Although I have many years of professional programming experience, it's still startling to realize the distance between writing a program for "Hello World", vs working as a day-to-day programmer. The amount of stuff you have to know, and use quickly in ever-changing combinations, is substantial.
A student decried that his two-month class in Ruby didn't really prepare him for being a big-P Programmer, it just taught him little-p programming.
My view is that the material in that class, as well as Computer Science in general, is meaningless. What you learn is not useful, it's all about learning how to learn.
The following article shows how to do professional-level deployment of your Python webapp onto a server. It uses ten different technologies, only one of which is "Python"! This is all after your webapp is programmed and complete. The pieces are: 1) version control with Git, 2) Python, 3) separate environments with Virtualenv, 4) installing packages with Pip, 5) using Flask for the webapp itself, 6) running webapps with Gunicorn, 7) handling web clients with Nginx, 8) keeping services running with Supervisor, deploying with 9) Fabric (TLDR: don't use this), and 10) off by one errors.
Most of the above technologies are complex, and have multiple books written about them. Using them together requires a firm grasp not on each tech itself, but in which parts to ignore, and which to use, in combination with which other technologies.
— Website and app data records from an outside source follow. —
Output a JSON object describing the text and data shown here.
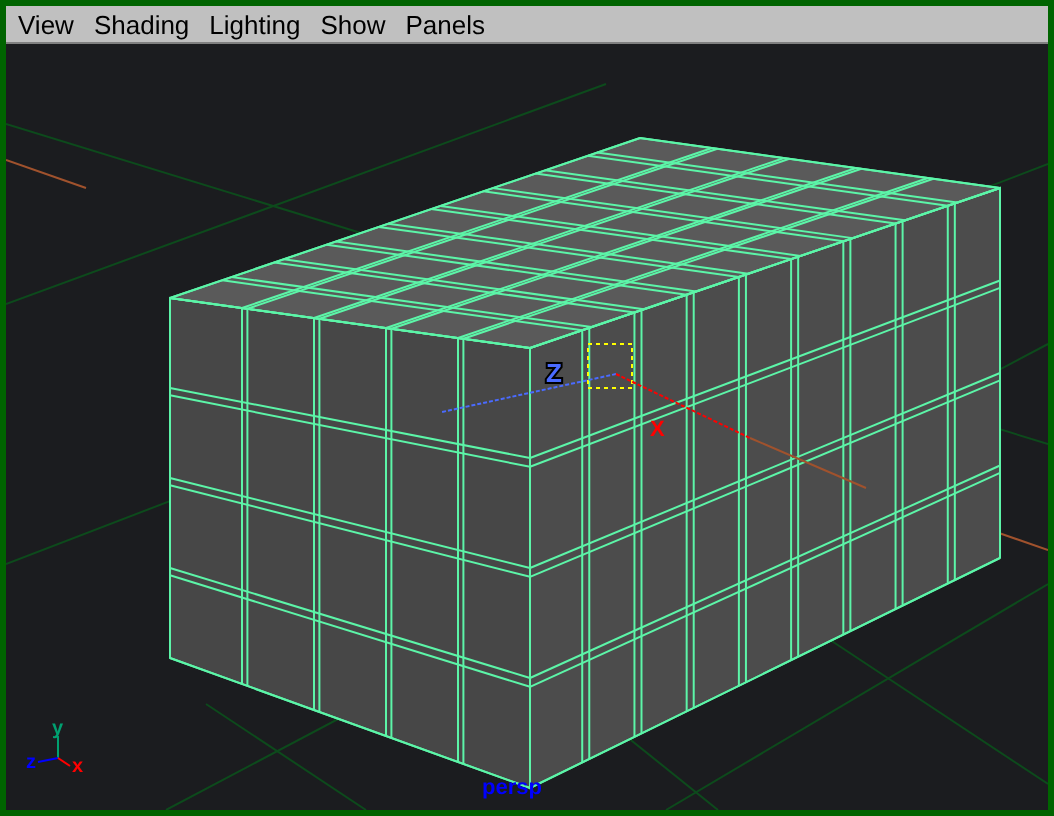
{
  "menu": [
    {
      "label": "View"
    },
    {
      "label": "Shading"
    },
    {
      "label": "Lighting"
    },
    {
      "label": "Show"
    },
    {
      "label": "Panels"
    }
  ],
  "viewport": {
    "camera_label": "persp",
    "manipulator_axes": [
      {
        "label": "Z",
        "color": "#4a6bff"
      },
      {
        "label": "X",
        "color": "#ff0000"
      }
    ],
    "view_axes": [
      {
        "label": "y",
        "color": "#00a070"
      },
      {
        "label": "z",
        "color": "#0000ff"
      },
      {
        "label": "x",
        "color": "#ff0000"
      }
    ]
  }
}
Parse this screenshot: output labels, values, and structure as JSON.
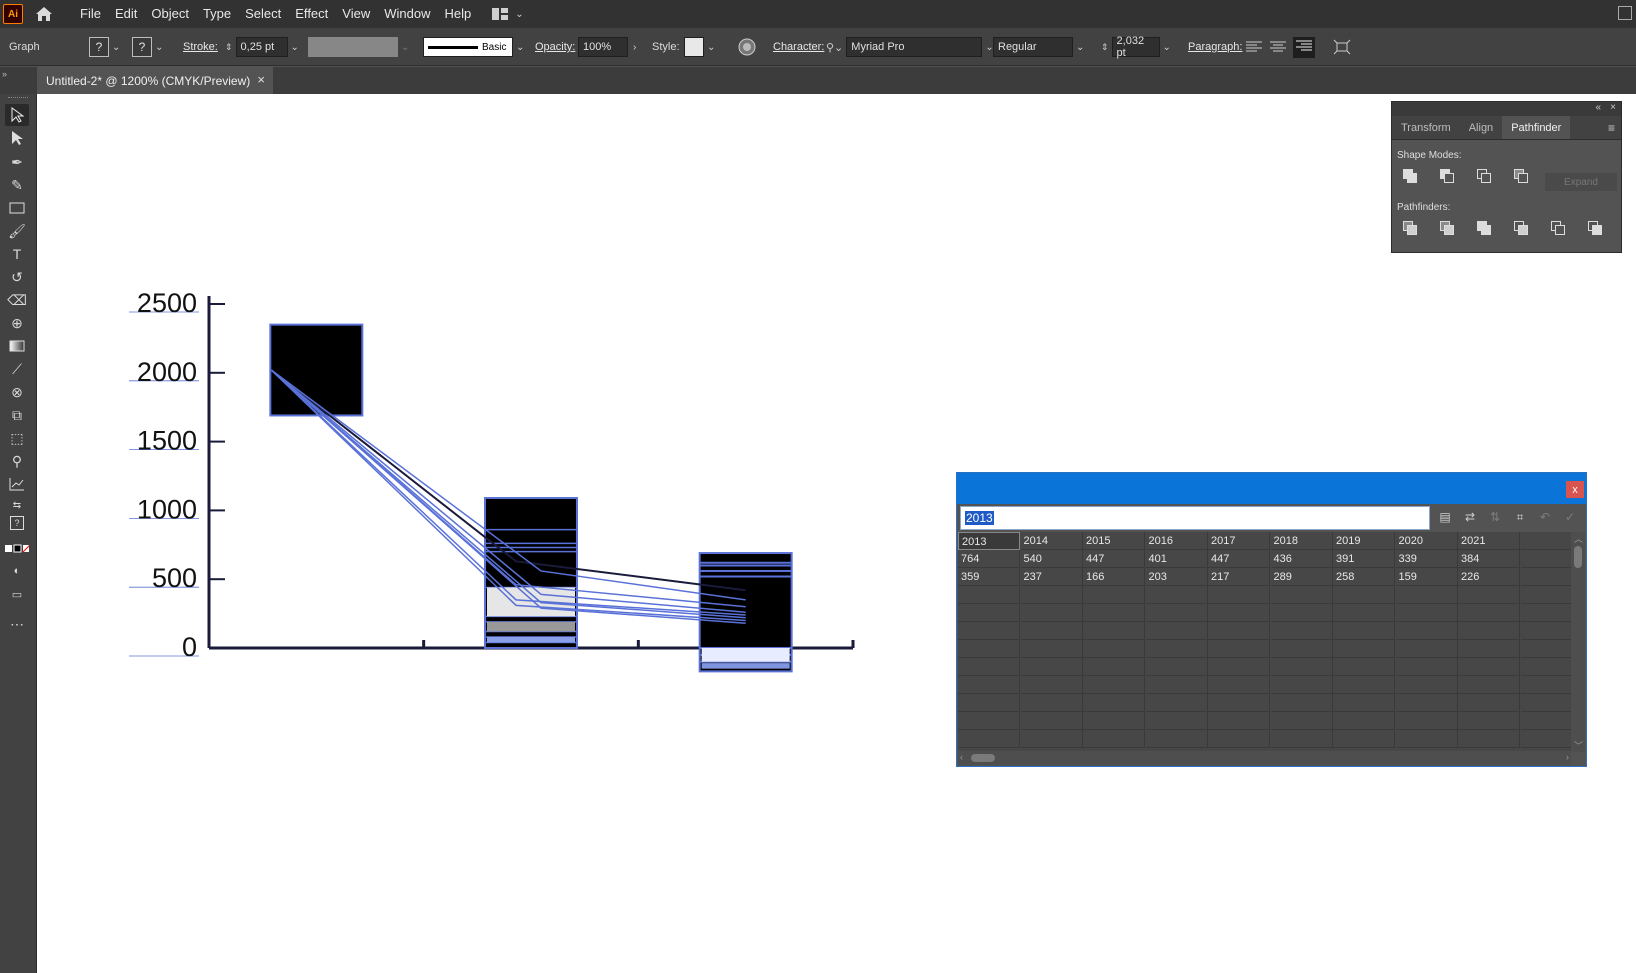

This is a hard skill to learn, but this characteristic separates little-p programmers from professional Programmers.
Kickstarting Flask on Ubuntu - setup and deployment - Real Python